"Calm, cool, and collected gets things done."
I was reminded of this the other day as I removed our Thanksgiving decorations from our porch steps.
Lydia was explaining to me that Thanksgiving was long ago, and it is now Christmas. It was the perfect time to share with her that, "No, it is not Christmas yet. We are in the season of Advent."
Charles Repnow is a freelance writer who lives in Rugby. His column appears alternate Wednesdays in The Minot Daily News.
For some time, Lydia has been aware of the Advent wreath and how we do not light all the candles at once. Since she had a grasp of this, I figured it would be a great time to drop the word "liturgical" on her. She was puzzled until I said, "All you need to remember is this: Lutheran, liturgical and loyal" (Thanks to her first grade teacher, Mrs. Schulz, she recognized that all three words begin with L. In fact, they all had vowels to code.)
O.K. she is listening and still with me. I decided it was only natural to venture into explaining that the liturgical year does not begin with Christmas, but rather with a season called Advent whose purpose is to help Christians prepare themselves for the coming of Christ.
I also explained to her that the word "Advent" means, in fact, "the coming." I remember my Mom telling me the significance of the Advent wreath, and why we prepare our hearts of the coming of Christ.
In our world today, we many times simply do not prepare because, after all, we have cell phones, copy machines, computers for online shopping, etc. which supposedly allow us to do whatever we want at our convenience. Just because these gold horses can deliver the goods often at the last minute they are deemed mighty. Yet they fail to execute the goal of preparing, waiting, and understanding. Is the role of the patient soul disappearing?

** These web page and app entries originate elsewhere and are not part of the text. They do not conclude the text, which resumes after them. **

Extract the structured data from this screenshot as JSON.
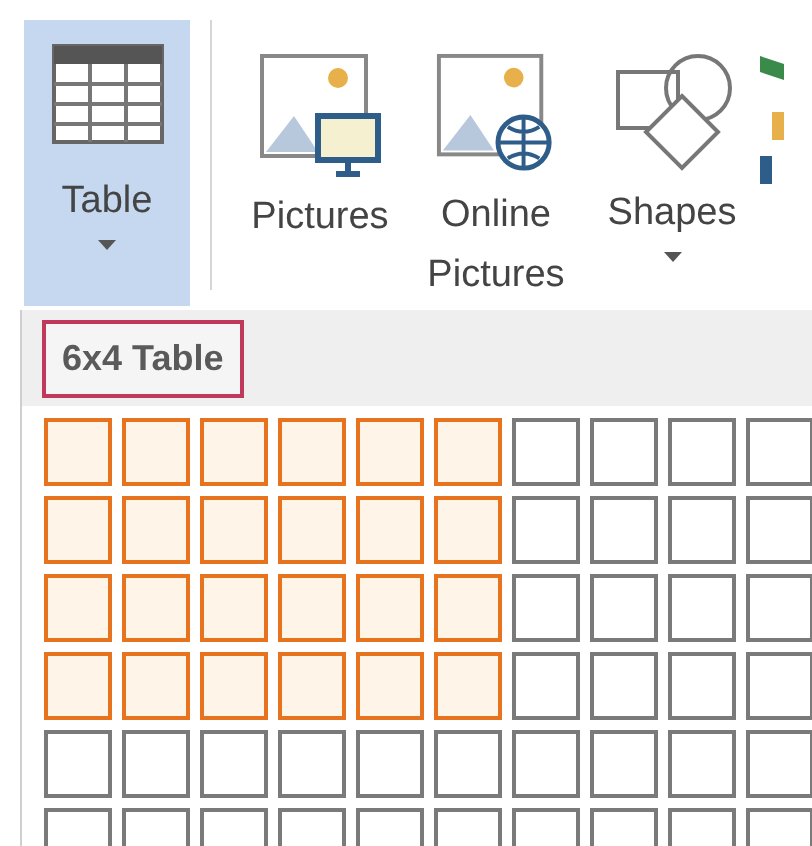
{
  "ribbon": {
    "buttons": [
      {
        "kind": "table",
        "label": "Table",
        "selected": true,
        "dropdown": true
      },
      {
        "kind": "pictures",
        "label": "Pictures",
        "selected": false,
        "dropdown": false
      },
      {
        "kind": "online",
        "label": "Online Pictures",
        "selected": false,
        "dropdown": false
      },
      {
        "kind": "shapes",
        "label": "Shapes",
        "selected": false,
        "dropdown": true
      }
    ]
  },
  "insert_table": {
    "heading": "6x4 Table",
    "rows": [
      {
        "cells": [
          {
            "selected": true
          },
          {
            "selected": true
          },
          {
            "selected": true
          },
          {
            "selected": true
          },
          {
            "selected": true
          },
          {
            "selected": true
          },
          {
            "selected": false
          },
          {
            "selected": false
          },
          {
            "selected": false
          },
          {
            "selected": false
          }
        ]
      },
      {
        "cells": [
          {
            "selected": true
          },
          {
            "selected": true
          },
          {
            "selected": true
          },
          {
            "selected": true
          },
          {
            "selected": true
          },
          {
            "selected": true
          },
          {
            "selected": false
          },
          {
            "selected": false
          },
          {
            "selected": false
          },
          {
            "selected": false
          }
        ]
      },
      {
        "cells": [
          {
            "selected": true
          },
          {
            "selected": true
          },
          {
            "selected": true
          },
          {
            "selected": true
          },
          {
            "selected": true
          },
          {
            "selected": true
          },
          {
            "selected": false
          },
          {
            "selected": false
          },
          {
            "selected": false
          },
          {
            "selected": false
          }
        ]
      },
      {
        "cells": [
          {
            "selected": true
          },
          {
            "selected": true
          },
          {
            "selected": true
          },
          {
            "selected": true
          },
          {
            "selected": true
          },
          {
            "selected": true
          },
          {
            "selected": false
          },
          {
            "selected": false
          },
          {
            "selected": false
          },
          {
            "selected": false
          }
        ]
      },
      {
        "cells": [
          {
            "selected": false
          },
          {
            "selected": false
          },
          {
            "selected": false
          },
          {
            "selected": false
          },
          {
            "selected": false
          },
          {
            "selected": false
          },
          {
            "selected": false
          },
          {
            "selected": false
          },
          {
            "selected": false
          },
          {
            "selected": false
          }
        ]
      },
      {
        "cells": [
          {
            "selected": false
          },
          {
            "selected": false
          },
          {
            "selected": false
          },
          {
            "selected": false
          },
          {
            "selected": false
          },
          {
            "selected": false
          },
          {
            "selected": false
          },
          {
            "selected": false
          },
          {
            "selected": false
          },
          {
            "selected": false
          }
        ]
      }
    ]
  }
}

Advent has been around for about 1,500 years now. It is almost as old as the celebration of Christmas itself (which began in the fourth century). It is amazing how our desire to have it all can almost wipe out the season of Advent. Recently while visiting with some friends, we began to discuss Advent. One of them said, "Oh, I haven't heard that word in years or in fact, even thought about it."
Point proven! These days we can easily be swallowed up in the "Grandma Got Run Over by a Reindeer" and a ton of other secular holiday notions.
As I visited my parents last week at the nursing home, I shared with them that we would be seeing and sharing a meal with them on Christmas Eve. Smiles came to their faces, and I asked my mom what cookie she would like to have included in their Christmas treats.
She immediately said "Mexican wedding cookies." It was there that I was reminded of her sharing the meaning of Advent with me. Our kitchen was small and often mixing was done at our table. I recall her hands mixing these cookies with the Advent wreath as our center piece. As she mixed these cookies, she shared the meaning of Christ coming into the world and into each of our lives. That was how I first came to know of the Season of Advent.
So as Lydia dreams and gets excited about Christmas and her presents (and especially if one of them should happen to be a play kitchen set!), I pause to share with her the importance of Advent. She may not fully understand it; yet, her ears have heard it.
Advent can have much elation such as opening day by day windows of an Advent calendar, setting up of a crche or in my instance, making cookies with the Advent wreath on the table. Lydia, like many children, enjoys listening to the stories of her parents' childhood and traditions practiced. The sharing of memories usually brings forth questions, smiles, laughs and in this situation, the importance of the Advent season.
Take the time to enjoy Advent and share it with others. You will be giving them a gift that will be used for a lifetime. It is also a great reminder that our secular world can be very overpowering when it comes to celebrating Christmas. However, we can apply our own standards. Instead of rushing to remove every pumpkin the day after Thanks- giving, we should think of stepping into Advent as softly as downy flakes embrace boughs on pines.
Advent starts the fourth Sunday before Christmas and extends through Christmas Eve. We still have time to share the season of Advent which allows us to ponder, pause, share, give, and to truly understand the meaning of Christmas.
These cookies have been on the cookie trays at Repnow Christmases since 1952! This year, as all others, we will savor their sweetness as we are surrounded by family during the holiday season.
Marian's Mexican Wedding Cookies
1 cup soft butter or margarine
1 cup powdered sugar
1/4 teaspoon salt
1 teaspoon vanilla
2 cups flour
1/2 cup coarsely chopped walnuts
Form into balls. Bake at 400 F until creamy tan in color. Roll in powdered sugar while hot. Cool well. Roll again in powdered sugar. These freeze well. In fact, the flavor improves!